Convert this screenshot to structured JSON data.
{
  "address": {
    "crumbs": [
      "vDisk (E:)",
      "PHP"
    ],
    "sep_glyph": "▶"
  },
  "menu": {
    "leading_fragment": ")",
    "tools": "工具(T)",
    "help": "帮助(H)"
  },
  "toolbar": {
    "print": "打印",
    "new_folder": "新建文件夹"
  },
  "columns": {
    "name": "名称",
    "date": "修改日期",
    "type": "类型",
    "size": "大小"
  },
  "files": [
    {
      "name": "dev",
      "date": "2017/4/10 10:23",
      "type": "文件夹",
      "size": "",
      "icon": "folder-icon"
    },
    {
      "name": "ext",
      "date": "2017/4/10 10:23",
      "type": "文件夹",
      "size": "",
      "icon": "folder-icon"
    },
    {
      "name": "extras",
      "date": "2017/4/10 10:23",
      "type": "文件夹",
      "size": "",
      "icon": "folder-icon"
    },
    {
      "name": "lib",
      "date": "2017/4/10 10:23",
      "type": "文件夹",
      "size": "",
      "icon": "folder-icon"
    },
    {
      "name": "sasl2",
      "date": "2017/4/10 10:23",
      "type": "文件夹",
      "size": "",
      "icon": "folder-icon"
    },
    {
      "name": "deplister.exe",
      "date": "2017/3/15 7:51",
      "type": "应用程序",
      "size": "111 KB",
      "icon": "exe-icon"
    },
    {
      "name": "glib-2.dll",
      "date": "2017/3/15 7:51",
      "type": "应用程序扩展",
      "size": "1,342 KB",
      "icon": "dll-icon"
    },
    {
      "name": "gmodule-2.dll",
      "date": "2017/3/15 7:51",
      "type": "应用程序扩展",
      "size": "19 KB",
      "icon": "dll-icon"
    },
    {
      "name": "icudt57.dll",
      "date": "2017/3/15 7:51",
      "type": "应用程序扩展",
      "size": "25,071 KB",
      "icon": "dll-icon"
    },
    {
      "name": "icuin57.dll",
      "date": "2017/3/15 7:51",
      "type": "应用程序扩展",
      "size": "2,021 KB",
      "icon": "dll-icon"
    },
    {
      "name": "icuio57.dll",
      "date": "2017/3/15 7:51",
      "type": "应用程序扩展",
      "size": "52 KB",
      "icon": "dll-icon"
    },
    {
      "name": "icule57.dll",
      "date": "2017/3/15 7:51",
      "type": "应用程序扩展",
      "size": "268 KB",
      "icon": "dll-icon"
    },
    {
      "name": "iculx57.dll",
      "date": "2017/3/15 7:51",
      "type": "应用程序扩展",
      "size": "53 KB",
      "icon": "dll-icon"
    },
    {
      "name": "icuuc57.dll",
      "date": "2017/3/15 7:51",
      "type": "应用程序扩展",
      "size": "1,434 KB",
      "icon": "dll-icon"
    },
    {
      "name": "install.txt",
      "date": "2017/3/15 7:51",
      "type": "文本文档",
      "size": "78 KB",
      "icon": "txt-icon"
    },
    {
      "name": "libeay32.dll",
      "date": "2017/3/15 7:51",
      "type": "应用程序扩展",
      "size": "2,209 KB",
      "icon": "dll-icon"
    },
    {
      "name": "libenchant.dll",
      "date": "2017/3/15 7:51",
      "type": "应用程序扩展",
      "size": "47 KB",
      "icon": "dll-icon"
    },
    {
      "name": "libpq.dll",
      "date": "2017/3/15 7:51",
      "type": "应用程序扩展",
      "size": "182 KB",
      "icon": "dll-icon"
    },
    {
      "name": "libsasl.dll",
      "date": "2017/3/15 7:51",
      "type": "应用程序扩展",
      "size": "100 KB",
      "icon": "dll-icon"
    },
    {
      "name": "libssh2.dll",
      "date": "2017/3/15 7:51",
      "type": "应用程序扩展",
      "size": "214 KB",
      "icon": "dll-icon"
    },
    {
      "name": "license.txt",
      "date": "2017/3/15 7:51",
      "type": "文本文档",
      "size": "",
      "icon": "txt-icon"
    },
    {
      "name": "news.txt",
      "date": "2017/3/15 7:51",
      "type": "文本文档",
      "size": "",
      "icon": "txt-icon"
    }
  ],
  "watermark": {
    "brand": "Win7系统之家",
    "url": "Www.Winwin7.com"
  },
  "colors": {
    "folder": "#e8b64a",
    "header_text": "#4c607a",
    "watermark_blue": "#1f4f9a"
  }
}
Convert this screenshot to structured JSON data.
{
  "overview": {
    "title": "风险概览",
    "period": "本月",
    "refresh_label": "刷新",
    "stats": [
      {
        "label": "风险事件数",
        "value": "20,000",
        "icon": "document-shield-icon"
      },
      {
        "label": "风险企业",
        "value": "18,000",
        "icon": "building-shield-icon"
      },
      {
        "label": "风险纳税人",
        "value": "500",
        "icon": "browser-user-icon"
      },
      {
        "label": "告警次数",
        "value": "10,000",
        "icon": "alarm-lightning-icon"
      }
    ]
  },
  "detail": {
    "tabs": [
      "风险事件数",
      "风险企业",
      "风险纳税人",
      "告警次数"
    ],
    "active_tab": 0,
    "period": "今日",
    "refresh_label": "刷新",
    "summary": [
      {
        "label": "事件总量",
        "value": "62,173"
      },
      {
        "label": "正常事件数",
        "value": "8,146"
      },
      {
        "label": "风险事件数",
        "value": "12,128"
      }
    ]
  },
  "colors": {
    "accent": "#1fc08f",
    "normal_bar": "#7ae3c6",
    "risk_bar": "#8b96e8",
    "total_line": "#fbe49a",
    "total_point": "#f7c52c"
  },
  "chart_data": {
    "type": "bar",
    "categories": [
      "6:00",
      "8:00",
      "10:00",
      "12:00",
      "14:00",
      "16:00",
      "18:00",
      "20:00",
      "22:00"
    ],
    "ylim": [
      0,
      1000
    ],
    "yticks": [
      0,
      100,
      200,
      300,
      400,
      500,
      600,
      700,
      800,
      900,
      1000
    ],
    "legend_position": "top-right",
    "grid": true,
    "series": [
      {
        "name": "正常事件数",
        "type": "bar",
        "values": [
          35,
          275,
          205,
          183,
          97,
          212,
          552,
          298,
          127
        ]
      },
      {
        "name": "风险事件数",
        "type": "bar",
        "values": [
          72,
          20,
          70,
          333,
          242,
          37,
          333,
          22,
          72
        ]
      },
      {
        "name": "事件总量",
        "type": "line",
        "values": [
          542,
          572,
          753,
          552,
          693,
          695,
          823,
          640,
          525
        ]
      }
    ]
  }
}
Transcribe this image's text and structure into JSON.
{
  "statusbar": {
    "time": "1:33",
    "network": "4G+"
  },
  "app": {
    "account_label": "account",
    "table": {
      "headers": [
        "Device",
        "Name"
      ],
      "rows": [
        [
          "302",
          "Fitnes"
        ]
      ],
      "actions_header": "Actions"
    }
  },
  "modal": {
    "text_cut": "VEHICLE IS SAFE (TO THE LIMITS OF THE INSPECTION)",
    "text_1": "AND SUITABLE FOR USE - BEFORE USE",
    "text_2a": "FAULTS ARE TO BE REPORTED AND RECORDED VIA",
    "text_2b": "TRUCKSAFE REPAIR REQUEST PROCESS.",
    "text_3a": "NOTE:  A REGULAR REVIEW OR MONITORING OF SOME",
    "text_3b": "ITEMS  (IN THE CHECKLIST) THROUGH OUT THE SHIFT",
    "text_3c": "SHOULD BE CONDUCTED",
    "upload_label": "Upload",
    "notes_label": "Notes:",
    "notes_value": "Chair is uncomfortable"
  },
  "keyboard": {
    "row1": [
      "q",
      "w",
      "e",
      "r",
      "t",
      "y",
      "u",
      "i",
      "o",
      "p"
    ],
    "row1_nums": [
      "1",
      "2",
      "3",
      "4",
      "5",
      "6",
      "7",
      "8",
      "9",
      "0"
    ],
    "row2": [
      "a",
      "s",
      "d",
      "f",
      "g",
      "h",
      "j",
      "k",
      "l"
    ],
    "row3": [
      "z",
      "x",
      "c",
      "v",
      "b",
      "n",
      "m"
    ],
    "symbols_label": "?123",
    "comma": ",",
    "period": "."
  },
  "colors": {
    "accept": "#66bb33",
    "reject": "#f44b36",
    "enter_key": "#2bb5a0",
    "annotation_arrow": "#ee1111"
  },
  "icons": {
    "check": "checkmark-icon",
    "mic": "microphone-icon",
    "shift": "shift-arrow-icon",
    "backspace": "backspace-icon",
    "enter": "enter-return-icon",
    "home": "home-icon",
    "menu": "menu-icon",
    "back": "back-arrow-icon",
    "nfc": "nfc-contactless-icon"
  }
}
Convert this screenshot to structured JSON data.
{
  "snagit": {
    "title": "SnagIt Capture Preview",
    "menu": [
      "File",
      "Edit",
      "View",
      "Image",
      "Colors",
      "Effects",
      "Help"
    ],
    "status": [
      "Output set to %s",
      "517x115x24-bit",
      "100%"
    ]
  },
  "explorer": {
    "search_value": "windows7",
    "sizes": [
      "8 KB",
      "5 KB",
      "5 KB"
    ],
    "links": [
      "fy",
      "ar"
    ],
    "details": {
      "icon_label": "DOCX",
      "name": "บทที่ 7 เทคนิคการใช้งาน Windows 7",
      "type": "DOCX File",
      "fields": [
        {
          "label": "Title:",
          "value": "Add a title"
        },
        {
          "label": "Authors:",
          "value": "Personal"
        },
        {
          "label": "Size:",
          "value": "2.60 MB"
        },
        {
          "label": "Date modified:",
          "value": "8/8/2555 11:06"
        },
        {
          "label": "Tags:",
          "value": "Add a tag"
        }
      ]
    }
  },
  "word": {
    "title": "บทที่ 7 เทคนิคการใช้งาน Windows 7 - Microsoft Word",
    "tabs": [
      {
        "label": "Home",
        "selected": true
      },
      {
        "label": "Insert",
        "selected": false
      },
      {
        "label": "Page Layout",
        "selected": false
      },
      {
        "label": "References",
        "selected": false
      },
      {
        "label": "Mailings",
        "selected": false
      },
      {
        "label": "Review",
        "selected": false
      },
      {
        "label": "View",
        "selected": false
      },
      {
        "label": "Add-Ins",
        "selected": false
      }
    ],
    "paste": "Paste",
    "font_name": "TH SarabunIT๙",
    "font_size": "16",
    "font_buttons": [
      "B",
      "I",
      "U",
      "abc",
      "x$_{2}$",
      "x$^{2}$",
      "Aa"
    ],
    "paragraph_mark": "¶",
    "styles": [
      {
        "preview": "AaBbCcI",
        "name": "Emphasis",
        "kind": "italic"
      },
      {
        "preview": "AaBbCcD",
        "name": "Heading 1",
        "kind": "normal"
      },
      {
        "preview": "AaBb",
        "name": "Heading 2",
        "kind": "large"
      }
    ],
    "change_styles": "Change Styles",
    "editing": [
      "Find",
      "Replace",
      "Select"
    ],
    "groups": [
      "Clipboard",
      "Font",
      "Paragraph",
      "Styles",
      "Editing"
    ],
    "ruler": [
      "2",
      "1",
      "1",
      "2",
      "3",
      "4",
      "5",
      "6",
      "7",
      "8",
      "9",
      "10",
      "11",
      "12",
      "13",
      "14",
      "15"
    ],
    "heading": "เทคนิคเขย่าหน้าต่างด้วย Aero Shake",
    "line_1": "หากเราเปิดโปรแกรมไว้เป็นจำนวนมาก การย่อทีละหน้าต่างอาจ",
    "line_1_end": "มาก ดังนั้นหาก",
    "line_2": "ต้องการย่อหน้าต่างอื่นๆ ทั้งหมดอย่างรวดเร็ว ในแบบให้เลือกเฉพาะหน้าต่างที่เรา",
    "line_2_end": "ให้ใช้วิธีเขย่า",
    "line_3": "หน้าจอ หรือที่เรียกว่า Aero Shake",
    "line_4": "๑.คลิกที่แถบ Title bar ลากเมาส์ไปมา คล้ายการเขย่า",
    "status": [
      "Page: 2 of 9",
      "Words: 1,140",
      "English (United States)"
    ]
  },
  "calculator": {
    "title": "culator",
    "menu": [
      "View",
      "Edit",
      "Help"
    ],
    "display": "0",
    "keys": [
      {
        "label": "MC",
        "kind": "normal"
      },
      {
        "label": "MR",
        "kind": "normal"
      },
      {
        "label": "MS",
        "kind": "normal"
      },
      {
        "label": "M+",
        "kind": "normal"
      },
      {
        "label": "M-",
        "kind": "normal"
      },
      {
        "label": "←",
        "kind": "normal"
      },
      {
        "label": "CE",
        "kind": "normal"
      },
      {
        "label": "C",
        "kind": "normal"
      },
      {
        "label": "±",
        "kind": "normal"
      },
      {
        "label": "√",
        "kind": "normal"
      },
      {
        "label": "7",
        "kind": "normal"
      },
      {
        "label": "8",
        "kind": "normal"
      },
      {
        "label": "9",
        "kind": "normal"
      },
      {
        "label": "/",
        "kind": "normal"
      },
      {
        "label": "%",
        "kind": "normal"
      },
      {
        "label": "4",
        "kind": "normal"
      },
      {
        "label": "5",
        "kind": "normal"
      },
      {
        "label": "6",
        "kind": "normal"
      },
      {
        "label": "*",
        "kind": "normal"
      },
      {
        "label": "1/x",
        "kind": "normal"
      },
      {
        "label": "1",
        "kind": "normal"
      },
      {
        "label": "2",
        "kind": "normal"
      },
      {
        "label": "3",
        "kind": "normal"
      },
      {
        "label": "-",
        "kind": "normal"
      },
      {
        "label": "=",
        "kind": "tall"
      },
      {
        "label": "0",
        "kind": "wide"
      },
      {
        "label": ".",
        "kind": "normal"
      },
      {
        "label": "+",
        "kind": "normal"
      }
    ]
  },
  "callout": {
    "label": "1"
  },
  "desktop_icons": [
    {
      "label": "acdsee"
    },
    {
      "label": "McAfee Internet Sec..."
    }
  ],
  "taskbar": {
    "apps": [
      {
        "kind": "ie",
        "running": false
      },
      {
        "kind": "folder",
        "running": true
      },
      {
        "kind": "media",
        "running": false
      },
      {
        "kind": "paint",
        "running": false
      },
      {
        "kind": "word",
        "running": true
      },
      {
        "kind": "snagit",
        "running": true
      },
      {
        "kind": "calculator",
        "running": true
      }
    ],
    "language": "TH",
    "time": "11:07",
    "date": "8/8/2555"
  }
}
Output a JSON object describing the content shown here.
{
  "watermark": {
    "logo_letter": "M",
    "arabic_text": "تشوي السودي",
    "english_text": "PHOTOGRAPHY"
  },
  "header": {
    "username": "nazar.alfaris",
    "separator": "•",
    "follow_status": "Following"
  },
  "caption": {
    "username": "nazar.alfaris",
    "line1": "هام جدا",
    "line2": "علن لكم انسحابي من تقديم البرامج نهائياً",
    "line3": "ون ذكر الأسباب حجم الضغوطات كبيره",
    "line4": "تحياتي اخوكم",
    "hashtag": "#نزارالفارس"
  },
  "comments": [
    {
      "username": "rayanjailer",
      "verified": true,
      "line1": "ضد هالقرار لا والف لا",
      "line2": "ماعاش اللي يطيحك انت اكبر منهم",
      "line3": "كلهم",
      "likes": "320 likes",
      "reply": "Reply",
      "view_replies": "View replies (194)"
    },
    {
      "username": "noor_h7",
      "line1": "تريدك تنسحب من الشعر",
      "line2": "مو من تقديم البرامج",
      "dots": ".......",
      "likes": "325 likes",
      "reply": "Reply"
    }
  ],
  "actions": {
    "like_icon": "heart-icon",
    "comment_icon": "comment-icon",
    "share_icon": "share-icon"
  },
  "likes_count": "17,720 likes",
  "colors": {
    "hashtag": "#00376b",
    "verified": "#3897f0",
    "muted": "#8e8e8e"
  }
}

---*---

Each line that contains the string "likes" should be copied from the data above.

      "likes": "320 likes",
      "likes": "325 likes",
  "likes_count": "17,720 likes",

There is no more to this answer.